Trade tensions have been escalating between China and the United States recently, and it seems US President Donald Trump is not backing down from his tariff plans toward China and other trading partners.
It could be just a matter of time for the Trump administration to launch a currency war with China. So is China well prepared for a potential threat toward the yuan?
Trump has announced a series of tariffs and investment measures for Chinese imported goods, including 25% on steel and 10% on aluminum. He also plans to impose more tariffs on a wide variety of Chinese goods, valued at US$200 billion. Reports from Washington also suggest that the administration could impose restrictions on Chinese investment in the US tech sector.
Though White House economic adviser Peter Navarro has dismissed such reports, market sentiment remains low and uncertainties still loom over the future relationship between the two largest economies in the world.
So far reactions from Beijing remain subdued. President Xi Jinping says China will retaliate and will begin to impose 25% tariffs on more than 500 categories of US products, including soybeans, beef and cars, worth up to $34 billion. China is also targeting the US energy sector and could add another $16 billion worth of tariffs later on.
But things could change very soon. Just this week Xi said that in Chinese culture, “if somebody hits you on the left cheek, you turn the other cheek and punch back,” implying the country could take a strong stance against the US.
From the US point of view, what could the Trump administration possibly do if it decides to tighten the grip further? Perhaps targeting the yuan could be its next step. China has been making every possible effort to internationalize the yuan. The country has been promoting the usage of the Chinese currency outside China, such as in international trade transactions, foreign-exchange settlements and clearings, and bond issuances.
In 2015, the International Monetary Fund included the yuan it its Special Drawing Rights (SDR) currency basket, considered one of the milestones internationalization of the yuan.
China’s ambition to replace the dollar and the euro with the yuan as the world’s new reserve currency is more obvious than ever. If the purpose of Trump’s trade war with China is to challenge its expanding international influence, a currency war with China looks almost certain for policymakers in Washington to consider.

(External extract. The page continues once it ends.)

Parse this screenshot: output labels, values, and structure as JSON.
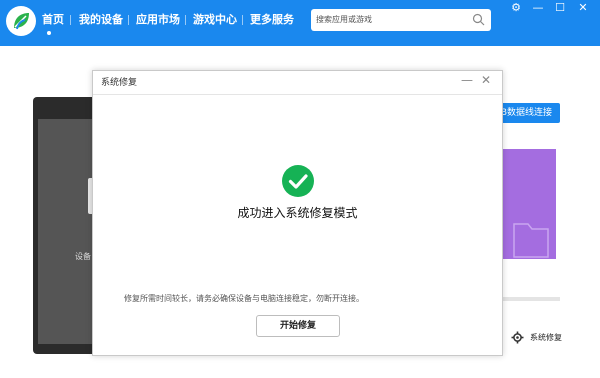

What could Beijing do to “punch back”? Some suggest that the country has two choices – “weaponize” its currency or liquidate its US Treasuries holdings. China could weaponize the yuan by allowing it to depreciate, which could be the quickest way to fire back at the US tariff measures. The move would increase the US trade deficit with China and help boost exports of Chinese goods. US manufacturers would also take a direct hit.
However, this could be the last action Beijing would take because it would probably do more harm than good. Lowering the value of the yuan would drive up inflation in China, and the government’s efforts of maintaining a stable inflation rate in the past few years would be in vain.
Moreover, wealthy Chinese would probably speed up the process of moving their money out of the country, causing additional capital outflow and triggering panic in China’s equity market. And in the biggest impact of all, the global markets would likely lose faith in the yuan, which is something Beijing doesn’t want to happen.
What about selling China’s US Treasuries holdings? China’s holdings of US Treasury bonds have jumped by 2.5 times over the past decade, providing major support for increasing supply of the yuan globally. Selling some of the bonds seems not to match with Beijing’s plans for the yuan as well.
In all, China has limited options when facing a trade war with the US. To survive such a conflict, China may have to sacrifice some of its exports to the US, instead of punching back with a currency war.